TO DO
Nothing should be left out when you copy the entries below.

PROVIDED DATA
---*---
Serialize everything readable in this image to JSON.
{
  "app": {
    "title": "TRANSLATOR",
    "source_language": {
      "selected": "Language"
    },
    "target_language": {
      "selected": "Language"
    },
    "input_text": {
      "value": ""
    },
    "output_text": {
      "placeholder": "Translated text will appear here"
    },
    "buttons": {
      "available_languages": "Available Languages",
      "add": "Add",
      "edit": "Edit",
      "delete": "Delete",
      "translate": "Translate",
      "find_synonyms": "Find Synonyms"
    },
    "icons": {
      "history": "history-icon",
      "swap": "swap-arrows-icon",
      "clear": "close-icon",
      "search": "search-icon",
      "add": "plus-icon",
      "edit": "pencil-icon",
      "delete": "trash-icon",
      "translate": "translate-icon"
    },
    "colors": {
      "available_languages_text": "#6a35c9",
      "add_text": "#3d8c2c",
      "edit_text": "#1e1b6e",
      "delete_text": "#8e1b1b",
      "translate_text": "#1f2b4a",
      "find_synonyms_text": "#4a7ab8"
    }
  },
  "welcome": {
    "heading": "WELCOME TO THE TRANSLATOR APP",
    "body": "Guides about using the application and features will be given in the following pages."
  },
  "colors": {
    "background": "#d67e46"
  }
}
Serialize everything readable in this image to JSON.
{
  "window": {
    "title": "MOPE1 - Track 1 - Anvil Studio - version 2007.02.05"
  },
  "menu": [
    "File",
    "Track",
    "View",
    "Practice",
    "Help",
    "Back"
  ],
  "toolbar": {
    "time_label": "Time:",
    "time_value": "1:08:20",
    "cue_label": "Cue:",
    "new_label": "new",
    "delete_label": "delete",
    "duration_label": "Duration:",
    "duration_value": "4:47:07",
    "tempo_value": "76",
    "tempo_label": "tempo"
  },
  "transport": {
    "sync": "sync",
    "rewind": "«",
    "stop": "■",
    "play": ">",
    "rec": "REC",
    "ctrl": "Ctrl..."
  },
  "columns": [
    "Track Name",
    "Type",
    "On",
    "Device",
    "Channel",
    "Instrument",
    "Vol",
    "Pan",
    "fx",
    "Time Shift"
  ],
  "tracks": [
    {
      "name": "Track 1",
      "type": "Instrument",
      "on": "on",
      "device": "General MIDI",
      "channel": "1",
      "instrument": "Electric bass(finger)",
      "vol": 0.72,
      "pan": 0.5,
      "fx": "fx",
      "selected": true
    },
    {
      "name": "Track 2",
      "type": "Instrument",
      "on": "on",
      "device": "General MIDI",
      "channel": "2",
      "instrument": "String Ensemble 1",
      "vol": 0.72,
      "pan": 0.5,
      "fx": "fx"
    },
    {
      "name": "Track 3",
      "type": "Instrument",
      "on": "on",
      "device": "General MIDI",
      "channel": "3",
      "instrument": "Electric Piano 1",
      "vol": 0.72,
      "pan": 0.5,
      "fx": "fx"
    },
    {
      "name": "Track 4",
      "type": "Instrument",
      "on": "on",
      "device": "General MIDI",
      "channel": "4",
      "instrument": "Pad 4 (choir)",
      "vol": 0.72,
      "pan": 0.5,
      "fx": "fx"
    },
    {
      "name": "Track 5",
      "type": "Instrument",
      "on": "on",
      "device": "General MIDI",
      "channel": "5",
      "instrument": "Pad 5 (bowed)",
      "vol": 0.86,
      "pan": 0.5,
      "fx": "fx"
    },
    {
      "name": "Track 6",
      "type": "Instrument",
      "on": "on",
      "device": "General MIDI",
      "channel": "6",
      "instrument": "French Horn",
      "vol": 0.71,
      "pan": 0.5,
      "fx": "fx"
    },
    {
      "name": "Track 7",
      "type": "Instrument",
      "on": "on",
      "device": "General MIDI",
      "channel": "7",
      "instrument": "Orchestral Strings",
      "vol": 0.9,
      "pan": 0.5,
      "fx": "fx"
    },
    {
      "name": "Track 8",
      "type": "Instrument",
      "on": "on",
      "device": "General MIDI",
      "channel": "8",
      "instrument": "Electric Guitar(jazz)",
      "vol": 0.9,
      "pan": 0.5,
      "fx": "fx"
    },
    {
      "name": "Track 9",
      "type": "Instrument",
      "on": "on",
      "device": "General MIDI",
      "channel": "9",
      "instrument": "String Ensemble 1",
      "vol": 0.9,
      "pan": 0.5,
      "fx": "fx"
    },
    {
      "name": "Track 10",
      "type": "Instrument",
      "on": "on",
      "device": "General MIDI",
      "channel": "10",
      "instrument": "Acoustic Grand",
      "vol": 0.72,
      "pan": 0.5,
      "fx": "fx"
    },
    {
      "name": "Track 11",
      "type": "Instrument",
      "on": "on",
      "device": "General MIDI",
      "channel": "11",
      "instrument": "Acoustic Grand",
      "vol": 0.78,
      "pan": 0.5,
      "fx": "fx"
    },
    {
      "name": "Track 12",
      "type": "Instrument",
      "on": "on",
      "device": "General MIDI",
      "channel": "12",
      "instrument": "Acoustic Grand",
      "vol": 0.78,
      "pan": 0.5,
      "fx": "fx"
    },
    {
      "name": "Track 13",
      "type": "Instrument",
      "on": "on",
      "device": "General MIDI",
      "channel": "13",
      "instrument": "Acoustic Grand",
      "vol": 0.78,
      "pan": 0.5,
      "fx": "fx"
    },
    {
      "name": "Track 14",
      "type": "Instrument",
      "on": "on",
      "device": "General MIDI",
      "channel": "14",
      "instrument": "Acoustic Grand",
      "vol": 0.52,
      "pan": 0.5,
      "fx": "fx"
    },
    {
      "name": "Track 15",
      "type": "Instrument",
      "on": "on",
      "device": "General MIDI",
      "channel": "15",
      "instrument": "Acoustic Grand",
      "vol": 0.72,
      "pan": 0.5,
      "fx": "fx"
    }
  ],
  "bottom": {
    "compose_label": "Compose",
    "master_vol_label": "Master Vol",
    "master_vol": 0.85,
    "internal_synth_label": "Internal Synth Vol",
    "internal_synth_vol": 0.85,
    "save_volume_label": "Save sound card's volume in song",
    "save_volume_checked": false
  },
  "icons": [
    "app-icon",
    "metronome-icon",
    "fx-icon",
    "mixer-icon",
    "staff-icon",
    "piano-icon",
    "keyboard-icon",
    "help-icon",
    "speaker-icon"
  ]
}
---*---
SOLUTION TO THE PROBLEM
Serialize everything readable in this image to JSON.
{
  "app": {
    "title": "TRANSLATOR",
    "source_language": {
      "selected": "Language"
    },
    "target_language": {
      "selected": "Language"
    },
    "input_text": {
      "value": ""
    },
    "output_text": {
      "placeholder": "Translated text will appear here"
    },
    "buttons": {
      "available_languages": "Available Languages",
      "add": "Add",
      "edit": "Edit",
      "delete": "Delete",
      "translate": "Translate",
      "find_synonyms": "Find Synonyms"
    },
    "icons": {
      "history": "history-icon",
      "swap": "swap-arrows-icon",
      "clear": "close-icon",
      "search": "search-icon",
      "add": "plus-icon",
      "edit": "pencil-icon",
      "delete": "trash-icon",
      "translate": "translate-icon"
    },
    "colors": {
      "available_languages_text": "#6a35c9",
      "add_text": "#3d8c2c",
      "edit_text": "#1e1b6e",
      "delete_text": "#8e1b1b",
      "translate_text": "#1f2b4a",
      "find_synonyms_text": "#4a7ab8"
    }
  },
  "welcome": {
    "heading": "WELCOME TO THE TRANSLATOR APP",
    "body": "Guides about using the application and features will be given in the following pages."
  },
  "colors": {
    "background": "#d67e46"
  }
}
Serialize everything readable in this image to JSON.
{
  "window": {
    "title": "MOPE1 - Track 1 - Anvil Studio - version 2007.02.05"
  },
  "menu": [
    "File",
    "Track",
    "View",
    "Practice",
    "Help",
    "Back"
  ],
  "toolbar": {
    "time_label": "Time:",
    "time_value": "1:08:20",
    "cue_label": "Cue:",
    "new_label": "new",
    "delete_label": "delete",
    "duration_label": "Duration:",
    "duration_value": "4:47:07",
    "tempo_value": "76",
    "tempo_label": "tempo"
  },
  "transport": {
    "sync": "sync",
    "rewind": "«",
    "stop": "■",
    "play": ">",
    "rec": "REC",
    "ctrl": "Ctrl..."
  },
  "columns": [
    "Track Name",
    "Type",
    "On",
    "Device",
    "Channel",
    "Instrument",
    "Vol",
    "Pan",
    "fx",
    "Time Shift"
  ],
  "tracks": [
    {
      "name": "Track 1",
      "type": "Instrument",
      "on": "on",
      "device": "General MIDI",
      "channel": "1",
      "instrument": "Electric bass(finger)",
      "vol": 0.72,
      "pan": 0.5,
      "fx": "fx",
      "selected": true
    },
    {
      "name": "Track 2",
      "type": "Instrument",
      "on": "on",
      "device": "General MIDI",
      "channel": "2",
      "instrument": "String Ensemble 1",
      "vol": 0.72,
      "pan": 0.5,
      "fx": "fx"
    },
    {
      "name": "Track 3",
      "type": "Instrument",
      "on": "on",
      "device": "General MIDI",
      "channel": "3",
      "instrument": "Electric Piano 1",
      "vol": 0.72,
      "pan": 0.5,
      "fx": "fx"
    },
    {
      "name": "Track 4",
      "type": "Instrument",
      "on": "on",
      "device": "General MIDI",
      "channel": "4",
      "instrument": "Pad 4 (choir)",
      "vol": 0.72,
      "pan": 0.5,
      "fx": "fx"
    },
    {
      "name": "Track 5",
      "type": "Instrument",
      "on": "on",
      "device": "General MIDI",
      "channel": "5",
      "instrument": "Pad 5 (bowed)",
      "vol": 0.86,
      "pan": 0.5,
      "fx": "fx"
    },
    {
      "name": "Track 6",
      "type": "Instrument",
      "on": "on",
      "device": "General MIDI",
      "channel": "6",
      "instrument": "French Horn",
      "vol": 0.71,
      "pan": 0.5,
      "fx": "fx"
    },
    {
      "name": "Track 7",
      "type": "Instrument",
      "on": "on",
      "device": "General MIDI",
      "channel": "7",
      "instrument": "Orchestral Strings",
      "vol": 0.9,
      "pan": 0.5,
      "fx": "fx"
    },
    {
      "name": "Track 8",
      "type": "Instrument",
      "on": "on",
      "device": "General MIDI",
      "channel": "8",
      "instrument": "Electric Guitar(jazz)",
      "vol": 0.9,
      "pan": 0.5,
      "fx": "fx"
    },
    {
      "name": "Track 9",
      "type": "Instrument",
      "on": "on",
      "device": "General MIDI",
      "channel": "9",
      "instrument": "String Ensemble 1",
      "vol": 0.9,
      "pan": 0.5,
      "fx": "fx"
    },
    {
      "name": "Track 10",
      "type": "Instrument",
      "on": "on",
      "device": "General MIDI",
      "channel": "10",
      "instrument": "Acoustic Grand",
      "vol": 0.72,
      "pan": 0.5,
      "fx": "fx"
    },
    {
      "name": "Track 11",
      "type": "Instrument",
      "on": "on",
      "device": "General MIDI",
      "channel": "11",
      "instrument": "Acoustic Grand",
      "vol": 0.78,
      "pan": 0.5,
      "fx": "fx"
    },
    {
      "name": "Track 12",
      "type": "Instrument",
      "on": "on",
      "device": "General MIDI",
      "channel": "12",
      "instrument": "Acoustic Grand",
      "vol": 0.78,
      "pan": 0.5,
      "fx": "fx"
    },
    {
      "name": "Track 13",
      "type": "Instrument",
      "on": "on",
      "device": "General MIDI",
      "channel": "13",
      "instrument": "Acoustic Grand",
      "vol": 0.78,
      "pan": 0.5,
      "fx": "fx"
    },
    {
      "name": "Track 14",
      "type": "Instrument",
      "on": "on",
      "device": "General MIDI",
      "channel": "14",
      "instrument": "Acoustic Grand",
      "vol": 0.52,
      "pan": 0.5,
      "fx": "fx"
    },
    {
      "name": "Track 15",
      "type": "Instrument",
      "on": "on",
      "device": "General MIDI",
      "channel": "15",
      "instrument": "Acoustic Grand",
      "vol": 0.72,
      "pan": 0.5,
      "fx": "fx"
    }
  ],
  "bottom": {
    "compose_label": "Compose",
    "master_vol_label": "Master Vol",
    "master_vol": 0.85,
    "internal_synth_label": "Internal Synth Vol",
    "internal_synth_vol": 0.85,
    "save_volume_label": "Save sound card's volume in song",
    "save_volume_checked": false
  },
  "icons": [
    "app-icon",
    "metronome-icon",
    "fx-icon",
    "mixer-icon",
    "staff-icon",
    "piano-icon",
    "keyboard-icon",
    "help-icon",
    "speaker-icon"
  ]
}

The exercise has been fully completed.